McLamb never placed as a champion in the Spivey's Corner event; in fact, although he does demonstrate a "Holler" on the Rounder Hollerin' collection released in the '70s, McLamb is more typical of the kind of silly novelty acts that sometimes crowded the contest stage in between the serious traditional hollers. Until a revival of serious hollerin' in the '90s, many of the younger participants in the contest were accused of being obnoxious greenhorns simply interested in making big noises on-stage, at least by know-it-all locals. This is in contrast to traditional hollerin', in which each holler has a meaning, a practical purpose, and hopefully even a result. Involving an animal, let alone a crippled one, in the actual creation of a holler seems to be a slap in the face of the tradition, in which animals are certainly involved in hollers, but only in that they fulfill an important ritual role in doing what they are told, as in coming when they are called. With an animal actually involved in the music, McLamb's work becomes part of a strange, somewhat furry genre of performances actually involving animals, or pretending to.

Animal protection societies might take interest, because while many famous recordings with animal sounds -- the Beatles' "Good Morning, Good Morning," for example -- utilized canned tape recordings, McLamb's show actually uses a real dog. One of the members of Monty Python's Flying Circus performed a sort of vibraphone solo by smacking rows of mice with a hammer; this was faked, however, while McLamb's beloved Percy is actually coerced into making noise, although no physical torture is required.
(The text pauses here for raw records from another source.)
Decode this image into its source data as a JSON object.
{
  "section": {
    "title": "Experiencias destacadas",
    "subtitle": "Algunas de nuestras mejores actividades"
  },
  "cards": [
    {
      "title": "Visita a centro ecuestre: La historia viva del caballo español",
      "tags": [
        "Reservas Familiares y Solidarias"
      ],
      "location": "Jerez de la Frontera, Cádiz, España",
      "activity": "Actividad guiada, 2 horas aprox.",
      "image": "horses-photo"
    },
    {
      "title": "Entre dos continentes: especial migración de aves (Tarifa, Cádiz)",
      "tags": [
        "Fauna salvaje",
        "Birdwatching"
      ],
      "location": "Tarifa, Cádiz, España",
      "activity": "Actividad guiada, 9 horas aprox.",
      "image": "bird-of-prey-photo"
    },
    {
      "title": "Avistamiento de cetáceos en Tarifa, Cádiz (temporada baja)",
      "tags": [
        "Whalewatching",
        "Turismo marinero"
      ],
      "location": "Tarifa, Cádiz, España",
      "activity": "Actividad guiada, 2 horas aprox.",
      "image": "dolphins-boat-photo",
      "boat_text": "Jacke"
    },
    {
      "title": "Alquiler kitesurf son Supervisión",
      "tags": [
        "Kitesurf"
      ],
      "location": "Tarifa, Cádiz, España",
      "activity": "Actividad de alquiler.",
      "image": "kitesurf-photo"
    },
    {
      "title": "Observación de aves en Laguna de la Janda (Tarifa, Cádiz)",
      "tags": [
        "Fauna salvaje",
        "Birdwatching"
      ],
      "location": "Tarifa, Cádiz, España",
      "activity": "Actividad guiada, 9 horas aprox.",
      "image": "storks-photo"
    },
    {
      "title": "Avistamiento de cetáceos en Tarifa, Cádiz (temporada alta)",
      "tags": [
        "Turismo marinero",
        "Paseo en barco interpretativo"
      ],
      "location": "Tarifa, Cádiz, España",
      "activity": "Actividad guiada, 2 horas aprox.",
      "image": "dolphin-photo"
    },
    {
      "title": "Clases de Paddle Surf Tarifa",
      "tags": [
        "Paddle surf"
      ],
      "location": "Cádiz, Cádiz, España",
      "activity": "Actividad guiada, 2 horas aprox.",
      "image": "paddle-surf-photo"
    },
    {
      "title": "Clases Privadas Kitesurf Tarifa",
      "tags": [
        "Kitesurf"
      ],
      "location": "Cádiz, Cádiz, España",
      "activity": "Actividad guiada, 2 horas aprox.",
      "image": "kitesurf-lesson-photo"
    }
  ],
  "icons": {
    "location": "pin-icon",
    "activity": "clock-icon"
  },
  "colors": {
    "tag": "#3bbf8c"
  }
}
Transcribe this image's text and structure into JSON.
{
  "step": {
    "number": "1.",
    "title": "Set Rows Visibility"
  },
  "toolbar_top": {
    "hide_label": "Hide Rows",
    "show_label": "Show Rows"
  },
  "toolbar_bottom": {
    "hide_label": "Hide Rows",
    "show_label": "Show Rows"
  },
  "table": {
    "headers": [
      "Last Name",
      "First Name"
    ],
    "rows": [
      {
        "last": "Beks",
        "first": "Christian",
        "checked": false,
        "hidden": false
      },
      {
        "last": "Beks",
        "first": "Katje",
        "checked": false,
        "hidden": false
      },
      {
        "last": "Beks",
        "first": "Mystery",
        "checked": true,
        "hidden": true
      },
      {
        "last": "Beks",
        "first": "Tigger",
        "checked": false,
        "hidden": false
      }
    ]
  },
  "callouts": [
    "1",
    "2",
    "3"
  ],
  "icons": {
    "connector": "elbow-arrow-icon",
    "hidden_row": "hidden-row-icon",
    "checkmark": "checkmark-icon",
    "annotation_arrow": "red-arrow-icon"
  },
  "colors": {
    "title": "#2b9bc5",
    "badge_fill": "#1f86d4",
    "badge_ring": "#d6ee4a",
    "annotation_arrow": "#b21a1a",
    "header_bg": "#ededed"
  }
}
After hearing the man and dog perform, listeners will no doubt hear the natural attraction dogs might have to the sounds of a Sampson County howler, and may wonder why more dogs don't join in.